> [Brief]
What you return must be the data below, word for word, without any images.

> [Recorded information]
□ □ □ □

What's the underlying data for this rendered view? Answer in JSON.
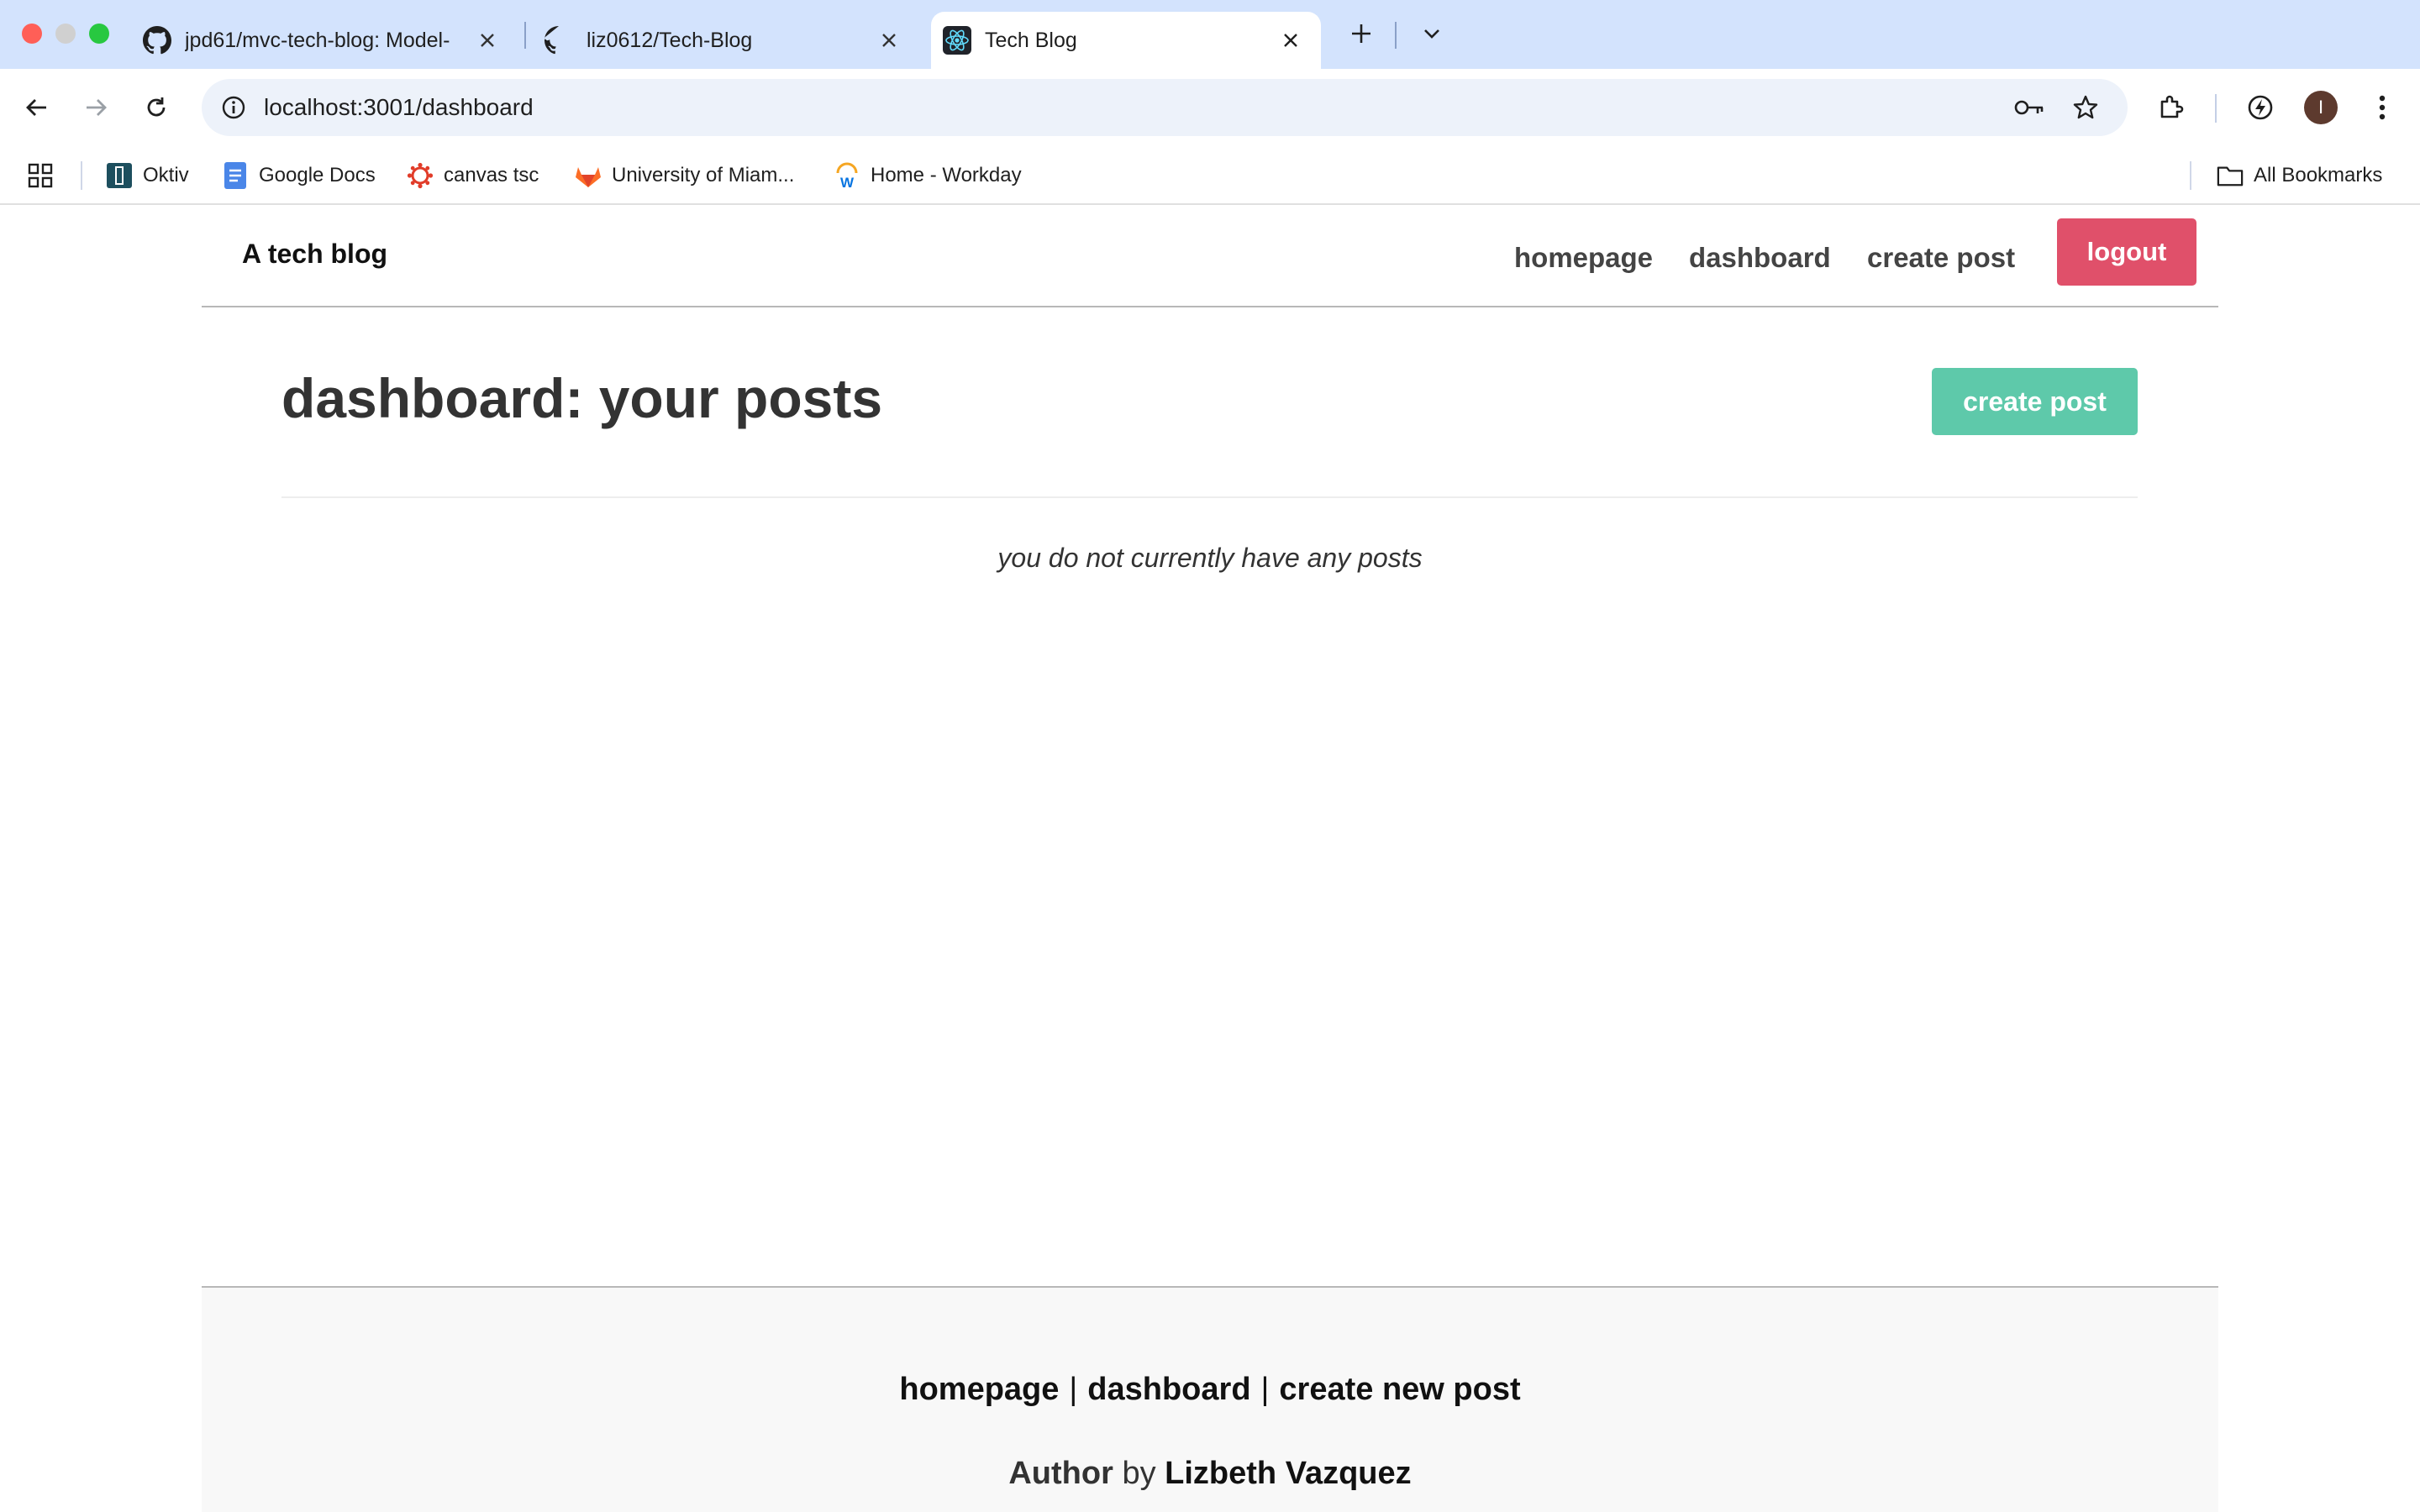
{
  "browser": {
    "tabs": [
      {
        "title": "jpd61/mvc-tech-blog: Model-",
        "icon": "github-icon"
      },
      {
        "title": "liz0612/Tech-Blog",
        "icon": "github-icon"
      },
      {
        "title": "Tech Blog",
        "icon": "react-icon",
        "active": true
      }
    ],
    "url_host": "localhost",
    "url_path": ":3001/dashboard",
    "profile_initial": "I",
    "bookmarks": [
      {
        "label": "Oktiv",
        "icon": "oktiv-icon"
      },
      {
        "label": "Google Docs",
        "icon": "google-docs-icon"
      },
      {
        "label": "canvas tsc",
        "icon": "canvas-icon"
      },
      {
        "label": "University of Miam...",
        "icon": "gitlab-icon"
      },
      {
        "label": "Home - Workday",
        "icon": "workday-icon"
      }
    ],
    "all_bookmarks_label": "All Bookmarks"
  },
  "header": {
    "brand": "A tech blog",
    "nav": {
      "homepage": "homepage",
      "dashboard": "dashboard",
      "create_post": "create post"
    },
    "logout_label": "logout"
  },
  "main": {
    "title": "dashboard: your posts",
    "create_button_label": "create post",
    "empty_message": "you do not currently have any posts"
  },
  "footer": {
    "links": {
      "homepage": "homepage",
      "dashboard": "dashboard",
      "create_new_post": "create new post"
    },
    "separator": "|",
    "author_word": "Author",
    "by_word": "by",
    "author_name": "Lizbeth Vazquez"
  },
  "colors": {
    "logout": "#e0506a",
    "create_post": "#5ec9aa",
    "tabstrip": "#d3e3fd"
  }
}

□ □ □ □

> [Result of the exercise]
What's the underlying data for this rendered view? Answer in JSON.
{
  "browser": {
    "tabs": [
      {
        "title": "jpd61/mvc-tech-blog: Model-",
        "icon": "github-icon"
      },
      {
        "title": "liz0612/Tech-Blog",
        "icon": "github-icon"
      },
      {
        "title": "Tech Blog",
        "icon": "react-icon",
        "active": true
      }
    ],
    "url_host": "localhost",
    "url_path": ":3001/dashboard",
    "profile_initial": "I",
    "bookmarks": [
      {
        "label": "Oktiv",
        "icon": "oktiv-icon"
      },
      {
        "label": "Google Docs",
        "icon": "google-docs-icon"
      },
      {
        "label": "canvas tsc",
        "icon": "canvas-icon"
      },
      {
        "label": "University of Miam...",
        "icon": "gitlab-icon"
      },
      {
        "label": "Home - Workday",
        "icon": "workday-icon"
      }
    ],
    "all_bookmarks_label": "All Bookmarks"
  },
  "header": {
    "brand": "A tech blog",
    "nav": {
      "homepage": "homepage",
      "dashboard": "dashboard",
      "create_post": "create post"
    },
    "logout_label": "logout"
  },
  "main": {
    "title": "dashboard: your posts",
    "create_button_label": "create post",
    "empty_message": "you do not currently have any posts"
  },
  "footer": {
    "links": {
      "homepage": "homepage",
      "dashboard": "dashboard",
      "create_new_post": "create new post"
    },
    "separator": "|",
    "author_word": "Author",
    "by_word": "by",
    "author_name": "Lizbeth Vazquez"
  },
  "colors": {
    "logout": "#e0506a",
    "create_post": "#5ec9aa",
    "tabstrip": "#d3e3fd"
  }
}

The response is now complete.